Beno Udrih has been barely serviceable with the Knicks this season, but due to injuries and a lack of other point guard talent available on the roster, the team hasn’t had a choice but to give him 12 starts, and 30 appearances in total where he’s averaged 19.2 minutes per contest.
It isn’t always the numbers that are bad when Udrih is on the floor, but his decision-making when running the offense and his overall court vision are below average by NBA point guard standards.
None of that means, of course, that Udrih has deserved to be the one so often singled out for his miscues by Knicks head coach Mike Woodson, and that, along with a whole host of other drama surrounding New York this season was the likely cause of his reported trade request made earlier this week.
Udrih downplayed that report a couple of days later, saying that remaining with the Knicks is now his preferred option.
“Yeah, that’s my first option,’’ Udrih said. “There’s a lot of options out there for everybody. I’m a Knick. I want to be here. I think the team has more than enough talent to succeed. We just got to get it together and do our job.’’
The Post reported Udrih would be content if nothing happened on the trade front despite a previous report of a trade request.
“I’m a Knick,’’ said Udrih, who won two titles with San Antonio. “I’ve always been professional. I’m going to stay professional. Whatever happens outside the basketball court, it’s not in my power. If something happens, it happens. But right now, I’m a Knick, wearing a Knick uniform, staying in shape.’’
It’s true Udrih has received an unfair share of the blame, but it’s also true he hasn’t been sharp in running the offense when given the chance.

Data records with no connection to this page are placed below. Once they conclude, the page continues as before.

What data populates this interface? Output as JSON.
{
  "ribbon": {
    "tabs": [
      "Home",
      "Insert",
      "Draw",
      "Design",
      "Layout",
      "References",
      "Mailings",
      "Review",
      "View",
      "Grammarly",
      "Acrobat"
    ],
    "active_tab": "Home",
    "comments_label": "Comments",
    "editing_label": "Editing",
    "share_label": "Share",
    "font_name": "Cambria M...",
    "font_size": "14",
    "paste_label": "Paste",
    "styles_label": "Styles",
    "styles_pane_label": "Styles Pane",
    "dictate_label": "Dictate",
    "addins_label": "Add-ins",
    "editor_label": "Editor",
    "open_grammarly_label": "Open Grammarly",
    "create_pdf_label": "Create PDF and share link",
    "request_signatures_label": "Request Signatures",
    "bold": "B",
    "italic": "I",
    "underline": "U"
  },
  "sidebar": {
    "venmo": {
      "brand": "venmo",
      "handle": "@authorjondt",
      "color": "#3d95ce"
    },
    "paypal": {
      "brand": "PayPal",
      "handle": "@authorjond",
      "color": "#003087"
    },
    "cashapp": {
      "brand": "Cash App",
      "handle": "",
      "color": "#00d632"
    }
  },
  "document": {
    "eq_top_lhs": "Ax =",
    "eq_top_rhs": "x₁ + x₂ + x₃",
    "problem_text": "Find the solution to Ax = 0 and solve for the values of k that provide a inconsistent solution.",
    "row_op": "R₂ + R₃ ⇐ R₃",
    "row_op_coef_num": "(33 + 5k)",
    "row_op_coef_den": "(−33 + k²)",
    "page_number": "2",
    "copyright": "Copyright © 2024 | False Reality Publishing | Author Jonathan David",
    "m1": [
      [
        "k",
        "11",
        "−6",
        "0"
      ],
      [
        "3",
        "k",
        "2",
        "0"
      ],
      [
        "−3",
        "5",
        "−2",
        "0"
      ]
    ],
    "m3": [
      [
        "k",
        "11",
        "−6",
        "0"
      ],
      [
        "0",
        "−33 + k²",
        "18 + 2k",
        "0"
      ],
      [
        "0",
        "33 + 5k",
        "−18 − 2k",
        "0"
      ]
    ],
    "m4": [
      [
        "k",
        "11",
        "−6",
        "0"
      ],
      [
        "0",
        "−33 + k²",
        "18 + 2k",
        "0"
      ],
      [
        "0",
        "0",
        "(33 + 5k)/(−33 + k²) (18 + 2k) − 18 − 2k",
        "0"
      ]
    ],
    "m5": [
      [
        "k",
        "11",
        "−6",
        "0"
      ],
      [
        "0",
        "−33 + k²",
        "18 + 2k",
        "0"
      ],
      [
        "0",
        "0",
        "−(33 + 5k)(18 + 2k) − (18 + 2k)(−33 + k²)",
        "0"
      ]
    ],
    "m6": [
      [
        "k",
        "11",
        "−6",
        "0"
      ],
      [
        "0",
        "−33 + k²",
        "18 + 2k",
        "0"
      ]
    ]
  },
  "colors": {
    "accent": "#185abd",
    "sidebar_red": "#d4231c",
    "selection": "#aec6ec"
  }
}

The minutes he received in Wednesday’s loss to the Sixers with Pablo Prigioni and Raymond Felton both available reflected this — that number was zero.
It’s also possible that Udrih received a wakeup call from his agent or from someone in the Knicks front office explaining the cold reality that there is no trade market for him at the moment, given his substandard play. The change in tone may have come from the realization that for better or worse, Udrih is likely stuck in New York for the remainder of the season.